— Required action —
Locate the string "start" in the records below. Copy every line where it occurs.

— Task data —

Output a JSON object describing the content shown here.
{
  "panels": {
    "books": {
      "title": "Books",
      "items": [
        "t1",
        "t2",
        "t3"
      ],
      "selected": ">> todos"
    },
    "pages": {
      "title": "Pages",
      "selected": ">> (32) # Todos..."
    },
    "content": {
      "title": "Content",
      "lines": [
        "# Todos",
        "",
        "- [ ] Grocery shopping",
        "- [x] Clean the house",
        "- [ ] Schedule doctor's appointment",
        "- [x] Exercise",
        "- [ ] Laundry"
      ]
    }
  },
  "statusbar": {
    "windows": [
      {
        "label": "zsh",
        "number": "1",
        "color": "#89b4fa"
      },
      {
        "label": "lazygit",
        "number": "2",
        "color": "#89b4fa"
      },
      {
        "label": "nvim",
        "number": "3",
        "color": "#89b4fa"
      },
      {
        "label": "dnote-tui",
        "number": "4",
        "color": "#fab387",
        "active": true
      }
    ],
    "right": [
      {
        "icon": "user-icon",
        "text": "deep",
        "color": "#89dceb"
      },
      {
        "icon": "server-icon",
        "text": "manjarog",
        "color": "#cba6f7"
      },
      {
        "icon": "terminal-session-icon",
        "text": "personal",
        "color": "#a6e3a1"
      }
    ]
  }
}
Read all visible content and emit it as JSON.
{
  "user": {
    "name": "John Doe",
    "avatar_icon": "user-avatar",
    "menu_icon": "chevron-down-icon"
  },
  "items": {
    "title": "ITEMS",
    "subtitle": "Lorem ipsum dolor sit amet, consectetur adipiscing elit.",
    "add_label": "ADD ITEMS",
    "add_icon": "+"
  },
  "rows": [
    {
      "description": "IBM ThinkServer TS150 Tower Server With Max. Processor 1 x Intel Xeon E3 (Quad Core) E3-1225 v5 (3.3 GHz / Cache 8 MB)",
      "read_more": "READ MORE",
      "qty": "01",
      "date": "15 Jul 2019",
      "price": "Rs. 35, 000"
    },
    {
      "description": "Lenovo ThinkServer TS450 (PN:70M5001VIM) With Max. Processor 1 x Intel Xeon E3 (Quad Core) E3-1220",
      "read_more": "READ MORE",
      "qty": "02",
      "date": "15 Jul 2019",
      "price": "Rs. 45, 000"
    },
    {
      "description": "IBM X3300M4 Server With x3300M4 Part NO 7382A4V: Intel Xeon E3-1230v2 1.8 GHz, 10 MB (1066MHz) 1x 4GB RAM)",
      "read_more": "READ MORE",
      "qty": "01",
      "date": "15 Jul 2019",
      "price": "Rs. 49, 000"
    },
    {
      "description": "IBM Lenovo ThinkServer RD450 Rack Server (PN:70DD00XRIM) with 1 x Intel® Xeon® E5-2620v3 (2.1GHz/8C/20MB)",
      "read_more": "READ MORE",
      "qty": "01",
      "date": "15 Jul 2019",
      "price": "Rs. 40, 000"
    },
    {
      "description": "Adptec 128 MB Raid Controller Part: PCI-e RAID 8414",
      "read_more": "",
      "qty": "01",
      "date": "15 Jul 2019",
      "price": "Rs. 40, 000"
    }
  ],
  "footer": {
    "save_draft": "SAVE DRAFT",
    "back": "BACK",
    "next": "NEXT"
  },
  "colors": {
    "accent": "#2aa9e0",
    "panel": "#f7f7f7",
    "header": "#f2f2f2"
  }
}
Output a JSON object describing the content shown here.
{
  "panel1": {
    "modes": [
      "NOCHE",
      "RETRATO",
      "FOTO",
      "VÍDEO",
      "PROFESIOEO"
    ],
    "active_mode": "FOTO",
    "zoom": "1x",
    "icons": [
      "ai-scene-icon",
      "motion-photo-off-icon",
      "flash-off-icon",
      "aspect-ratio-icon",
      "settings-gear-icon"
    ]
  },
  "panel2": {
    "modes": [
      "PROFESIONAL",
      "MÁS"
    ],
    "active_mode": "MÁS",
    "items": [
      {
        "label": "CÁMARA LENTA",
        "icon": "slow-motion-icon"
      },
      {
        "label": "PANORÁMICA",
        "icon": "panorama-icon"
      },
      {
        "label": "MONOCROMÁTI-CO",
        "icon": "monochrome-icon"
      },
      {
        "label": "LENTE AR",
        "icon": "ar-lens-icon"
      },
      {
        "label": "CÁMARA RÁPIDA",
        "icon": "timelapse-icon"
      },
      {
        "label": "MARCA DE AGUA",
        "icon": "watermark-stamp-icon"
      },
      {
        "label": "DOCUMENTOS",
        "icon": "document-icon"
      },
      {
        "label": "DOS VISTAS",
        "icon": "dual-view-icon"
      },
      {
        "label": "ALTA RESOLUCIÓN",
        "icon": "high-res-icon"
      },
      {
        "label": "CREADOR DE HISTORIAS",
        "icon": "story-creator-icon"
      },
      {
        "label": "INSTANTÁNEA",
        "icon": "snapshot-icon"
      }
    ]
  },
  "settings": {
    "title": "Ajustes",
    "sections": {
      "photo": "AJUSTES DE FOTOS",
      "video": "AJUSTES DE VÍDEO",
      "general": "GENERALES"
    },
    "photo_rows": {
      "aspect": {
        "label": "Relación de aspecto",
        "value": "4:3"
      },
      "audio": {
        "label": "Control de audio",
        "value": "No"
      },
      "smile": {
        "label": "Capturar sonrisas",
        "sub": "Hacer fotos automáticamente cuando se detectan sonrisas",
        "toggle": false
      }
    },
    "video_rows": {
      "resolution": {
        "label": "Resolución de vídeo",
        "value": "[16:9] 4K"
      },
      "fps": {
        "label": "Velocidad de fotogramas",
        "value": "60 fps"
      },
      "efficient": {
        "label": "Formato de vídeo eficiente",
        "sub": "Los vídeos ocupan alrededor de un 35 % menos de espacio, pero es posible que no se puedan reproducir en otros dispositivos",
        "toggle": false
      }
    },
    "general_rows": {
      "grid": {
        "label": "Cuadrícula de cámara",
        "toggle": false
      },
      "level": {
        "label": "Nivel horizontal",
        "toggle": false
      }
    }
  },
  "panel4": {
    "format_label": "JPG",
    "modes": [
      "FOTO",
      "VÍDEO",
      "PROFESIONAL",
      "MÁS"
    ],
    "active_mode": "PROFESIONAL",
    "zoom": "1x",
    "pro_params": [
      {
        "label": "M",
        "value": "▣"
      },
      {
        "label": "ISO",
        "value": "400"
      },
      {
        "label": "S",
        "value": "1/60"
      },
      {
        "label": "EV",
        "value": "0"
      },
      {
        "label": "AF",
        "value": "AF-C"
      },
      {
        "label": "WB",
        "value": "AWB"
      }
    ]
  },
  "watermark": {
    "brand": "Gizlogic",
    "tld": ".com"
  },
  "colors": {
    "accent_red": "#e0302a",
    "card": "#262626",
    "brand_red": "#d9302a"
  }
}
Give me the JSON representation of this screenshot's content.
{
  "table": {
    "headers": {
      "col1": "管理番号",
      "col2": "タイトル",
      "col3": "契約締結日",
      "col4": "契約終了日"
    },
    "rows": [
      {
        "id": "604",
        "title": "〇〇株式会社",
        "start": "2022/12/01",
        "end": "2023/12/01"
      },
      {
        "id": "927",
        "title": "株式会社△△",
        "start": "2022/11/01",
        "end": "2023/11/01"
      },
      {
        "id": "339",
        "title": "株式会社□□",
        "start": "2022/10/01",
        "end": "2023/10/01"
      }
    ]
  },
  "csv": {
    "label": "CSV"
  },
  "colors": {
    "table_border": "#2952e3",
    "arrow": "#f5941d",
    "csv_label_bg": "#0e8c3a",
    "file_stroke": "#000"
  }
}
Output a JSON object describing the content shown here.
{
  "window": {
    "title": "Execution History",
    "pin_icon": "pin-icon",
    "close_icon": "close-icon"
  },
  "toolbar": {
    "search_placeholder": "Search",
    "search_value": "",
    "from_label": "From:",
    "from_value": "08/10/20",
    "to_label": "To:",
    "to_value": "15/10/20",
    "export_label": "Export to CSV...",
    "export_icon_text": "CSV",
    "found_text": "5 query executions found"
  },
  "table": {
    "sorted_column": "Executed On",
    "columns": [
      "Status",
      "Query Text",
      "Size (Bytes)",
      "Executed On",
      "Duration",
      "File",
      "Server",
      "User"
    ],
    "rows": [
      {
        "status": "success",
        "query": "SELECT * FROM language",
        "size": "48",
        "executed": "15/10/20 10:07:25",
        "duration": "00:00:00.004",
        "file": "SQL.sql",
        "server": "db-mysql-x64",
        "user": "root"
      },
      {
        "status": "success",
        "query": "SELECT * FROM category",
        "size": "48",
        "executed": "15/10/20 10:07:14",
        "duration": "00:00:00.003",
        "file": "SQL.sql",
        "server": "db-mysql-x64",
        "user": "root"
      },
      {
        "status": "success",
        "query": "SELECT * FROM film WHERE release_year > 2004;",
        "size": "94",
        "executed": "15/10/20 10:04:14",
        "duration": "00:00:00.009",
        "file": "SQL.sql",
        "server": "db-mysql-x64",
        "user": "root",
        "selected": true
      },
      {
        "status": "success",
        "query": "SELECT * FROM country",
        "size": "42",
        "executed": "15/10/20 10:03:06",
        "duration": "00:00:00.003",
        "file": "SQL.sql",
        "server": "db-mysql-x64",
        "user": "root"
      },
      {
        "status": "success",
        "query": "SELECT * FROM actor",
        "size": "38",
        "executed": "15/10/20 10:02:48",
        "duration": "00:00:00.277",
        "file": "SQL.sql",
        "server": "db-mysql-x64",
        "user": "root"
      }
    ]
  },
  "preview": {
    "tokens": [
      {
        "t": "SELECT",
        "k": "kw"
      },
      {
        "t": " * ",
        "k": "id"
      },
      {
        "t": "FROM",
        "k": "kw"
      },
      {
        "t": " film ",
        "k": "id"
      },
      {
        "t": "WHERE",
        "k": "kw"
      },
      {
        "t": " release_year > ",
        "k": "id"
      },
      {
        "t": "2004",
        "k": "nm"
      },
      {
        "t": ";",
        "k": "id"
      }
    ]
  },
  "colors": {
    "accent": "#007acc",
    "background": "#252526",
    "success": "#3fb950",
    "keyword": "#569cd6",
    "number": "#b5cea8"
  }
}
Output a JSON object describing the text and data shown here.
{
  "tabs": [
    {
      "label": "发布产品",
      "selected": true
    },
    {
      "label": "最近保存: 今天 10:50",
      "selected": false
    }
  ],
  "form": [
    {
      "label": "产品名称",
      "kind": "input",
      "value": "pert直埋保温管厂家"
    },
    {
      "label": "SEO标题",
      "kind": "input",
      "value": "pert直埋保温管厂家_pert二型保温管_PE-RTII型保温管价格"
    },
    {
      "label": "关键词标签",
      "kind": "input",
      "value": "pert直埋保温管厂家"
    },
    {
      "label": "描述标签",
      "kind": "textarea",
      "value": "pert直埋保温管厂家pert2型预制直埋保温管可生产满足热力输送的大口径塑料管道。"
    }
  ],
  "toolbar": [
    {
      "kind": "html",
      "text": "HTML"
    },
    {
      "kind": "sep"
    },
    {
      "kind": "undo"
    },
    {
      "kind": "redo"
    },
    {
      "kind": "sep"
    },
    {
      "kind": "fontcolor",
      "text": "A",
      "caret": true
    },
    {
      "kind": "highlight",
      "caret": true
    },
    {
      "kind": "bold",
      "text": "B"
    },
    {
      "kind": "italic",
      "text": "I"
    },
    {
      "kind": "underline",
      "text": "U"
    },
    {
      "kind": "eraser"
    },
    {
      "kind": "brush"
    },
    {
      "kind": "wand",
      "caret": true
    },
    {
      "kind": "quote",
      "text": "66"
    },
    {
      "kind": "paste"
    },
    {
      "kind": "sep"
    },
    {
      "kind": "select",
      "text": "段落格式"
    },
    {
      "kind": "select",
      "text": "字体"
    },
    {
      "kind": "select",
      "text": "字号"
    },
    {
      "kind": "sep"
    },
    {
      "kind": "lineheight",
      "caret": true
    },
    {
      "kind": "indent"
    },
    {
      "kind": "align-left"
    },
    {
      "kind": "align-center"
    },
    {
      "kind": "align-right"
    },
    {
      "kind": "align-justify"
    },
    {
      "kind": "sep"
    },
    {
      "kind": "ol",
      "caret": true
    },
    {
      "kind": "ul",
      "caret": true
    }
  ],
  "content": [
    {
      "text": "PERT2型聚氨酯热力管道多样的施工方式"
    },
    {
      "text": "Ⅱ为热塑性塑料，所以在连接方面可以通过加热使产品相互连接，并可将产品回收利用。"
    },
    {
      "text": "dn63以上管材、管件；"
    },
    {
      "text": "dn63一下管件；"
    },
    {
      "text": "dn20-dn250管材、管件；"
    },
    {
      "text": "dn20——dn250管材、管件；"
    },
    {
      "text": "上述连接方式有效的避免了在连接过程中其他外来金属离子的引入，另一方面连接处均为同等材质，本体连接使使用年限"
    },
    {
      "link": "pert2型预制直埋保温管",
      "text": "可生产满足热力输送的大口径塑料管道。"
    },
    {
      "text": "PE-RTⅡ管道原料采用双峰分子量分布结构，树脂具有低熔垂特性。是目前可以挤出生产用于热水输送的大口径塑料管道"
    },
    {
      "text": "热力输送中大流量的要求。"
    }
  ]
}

— Exercise response —
        "start": "2022/12/01",
        "start": "2022/11/01",
        "start": "2022/10/01",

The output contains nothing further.